>>>>

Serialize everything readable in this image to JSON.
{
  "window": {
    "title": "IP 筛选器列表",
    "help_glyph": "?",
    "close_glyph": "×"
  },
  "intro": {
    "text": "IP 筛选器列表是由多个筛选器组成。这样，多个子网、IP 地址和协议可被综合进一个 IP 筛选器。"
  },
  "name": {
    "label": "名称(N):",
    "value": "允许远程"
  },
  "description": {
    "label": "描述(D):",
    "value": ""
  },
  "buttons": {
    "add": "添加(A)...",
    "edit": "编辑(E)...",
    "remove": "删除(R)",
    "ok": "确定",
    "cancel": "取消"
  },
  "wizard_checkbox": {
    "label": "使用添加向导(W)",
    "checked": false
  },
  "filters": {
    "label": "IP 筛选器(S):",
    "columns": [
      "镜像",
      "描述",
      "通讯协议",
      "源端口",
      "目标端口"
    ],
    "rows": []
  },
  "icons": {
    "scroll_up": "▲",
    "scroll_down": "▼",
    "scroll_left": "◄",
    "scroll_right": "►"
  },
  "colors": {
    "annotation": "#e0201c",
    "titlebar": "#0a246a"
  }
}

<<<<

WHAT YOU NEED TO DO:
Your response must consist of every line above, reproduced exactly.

RESPONSE AREA:
Serialize everything readable in this image to JSON.
{
  "window": {
    "title": "IP 筛选器列表",
    "help_glyph": "?",
    "close_glyph": "×"
  },
  "intro": {
    "text": "IP 筛选器列表是由多个筛选器组成。这样，多个子网、IP 地址和协议可被综合进一个 IP 筛选器。"
  },
  "name": {
    "label": "名称(N):",
    "value": "允许远程"
  },
  "description": {
    "label": "描述(D):",
    "value": ""
  },
  "buttons": {
    "add": "添加(A)...",
    "edit": "编辑(E)...",
    "remove": "删除(R)",
    "ok": "确定",
    "cancel": "取消"
  },
  "wizard_checkbox": {
    "label": "使用添加向导(W)",
    "checked": false
  },
  "filters": {
    "label": "IP 筛选器(S):",
    "columns": [
      "镜像",
      "描述",
      "通讯协议",
      "源端口",
      "目标端口"
    ],
    "rows": []
  },
  "icons": {
    "scroll_up": "▲",
    "scroll_down": "▼",
    "scroll_left": "◄",
    "scroll_right": "►"
  },
  "colors": {
    "annotation": "#e0201c",
    "titlebar": "#0a246a"
  }
}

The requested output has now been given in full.